_Dataset records_:
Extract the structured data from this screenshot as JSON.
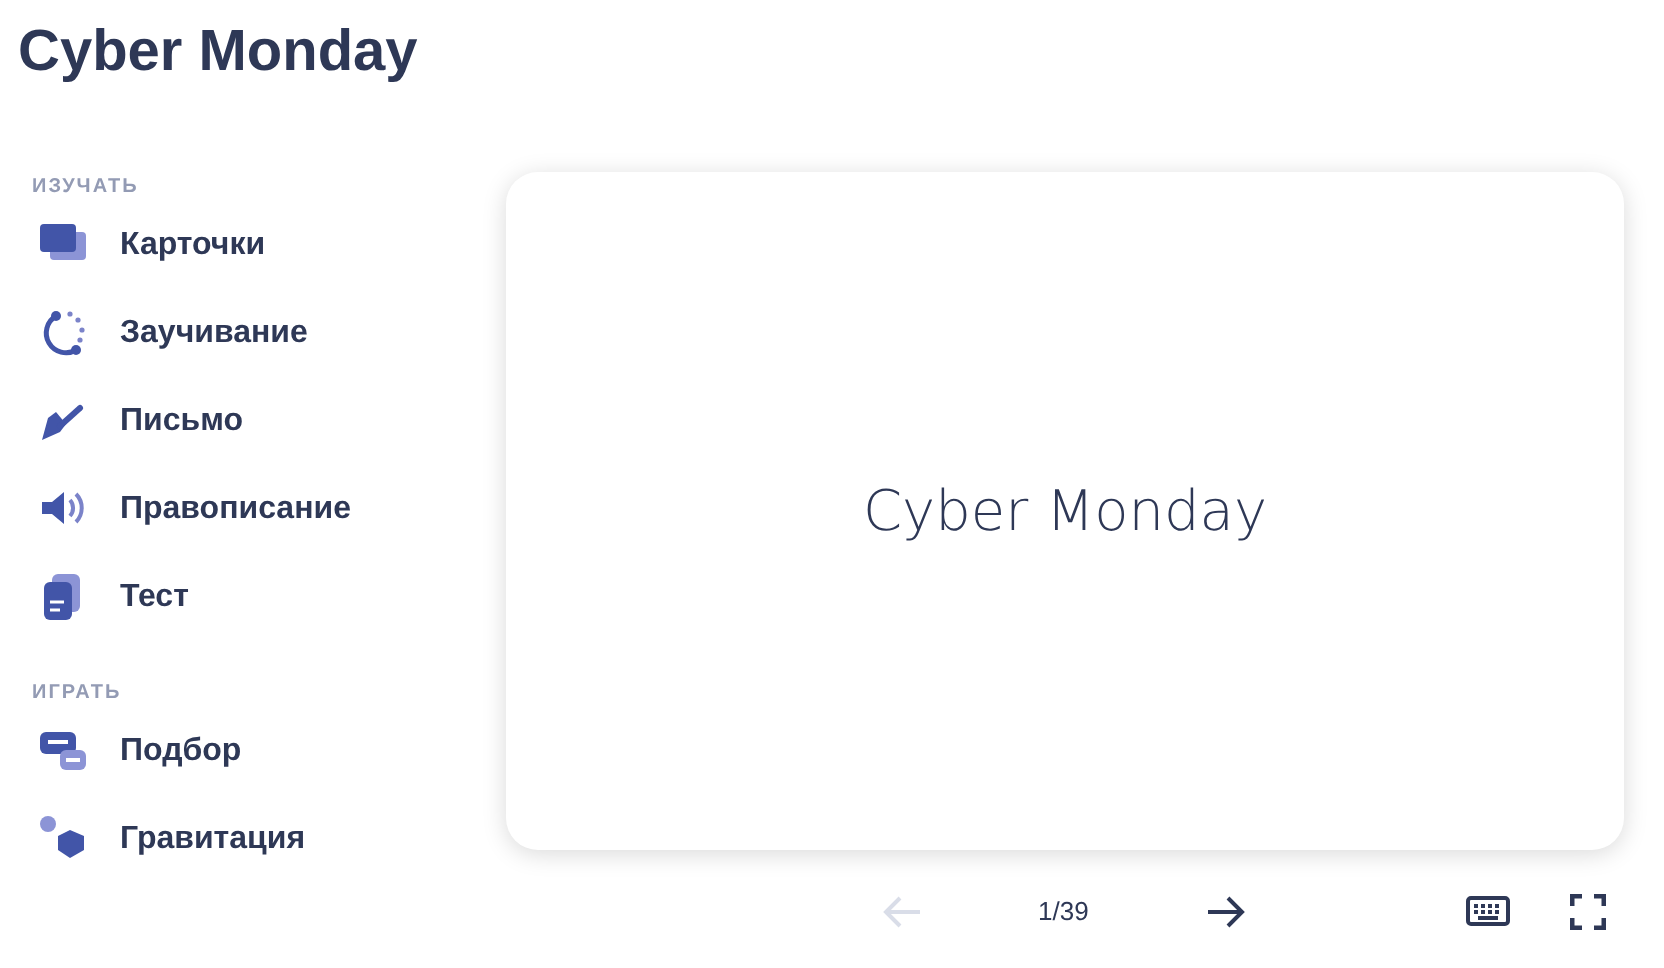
{
  "title": "Cyber Monday",
  "sidebar": {
    "sections": [
      {
        "heading": "ИЗУЧАТЬ",
        "items": [
          {
            "label": "Карточки",
            "kind": "cards"
          },
          {
            "label": "Заучивание",
            "kind": "learn"
          },
          {
            "label": "Письмо",
            "kind": "write"
          },
          {
            "label": "Правописание",
            "kind": "spell"
          },
          {
            "label": "Тест",
            "kind": "test"
          }
        ]
      },
      {
        "heading": "ИГРАТЬ",
        "items": [
          {
            "label": "Подбор",
            "kind": "match"
          },
          {
            "label": "Гравитация",
            "kind": "gravity"
          }
        ]
      }
    ]
  },
  "card": {
    "term": "Cyber Monday"
  },
  "controls": {
    "prev_disabled": true,
    "next_disabled": false,
    "counter": "1/39"
  }
}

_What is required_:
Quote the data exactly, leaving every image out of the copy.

_Expected output_:
Extract the structured data from this screenshot as JSON.
{
  "title": "Cyber Monday",
  "sidebar": {
    "sections": [
      {
        "heading": "ИЗУЧАТЬ",
        "items": [
          {
            "label": "Карточки",
            "kind": "cards"
          },
          {
            "label": "Заучивание",
            "kind": "learn"
          },
          {
            "label": "Письмо",
            "kind": "write"
          },
          {
            "label": "Правописание",
            "kind": "spell"
          },
          {
            "label": "Тест",
            "kind": "test"
          }
        ]
      },
      {
        "heading": "ИГРАТЬ",
        "items": [
          {
            "label": "Подбор",
            "kind": "match"
          },
          {
            "label": "Гравитация",
            "kind": "gravity"
          }
        ]
      }
    ]
  },
  "card": {
    "term": "Cyber Monday"
  },
  "controls": {
    "prev_disabled": true,
    "next_disabled": false,
    "counter": "1/39"
  }
}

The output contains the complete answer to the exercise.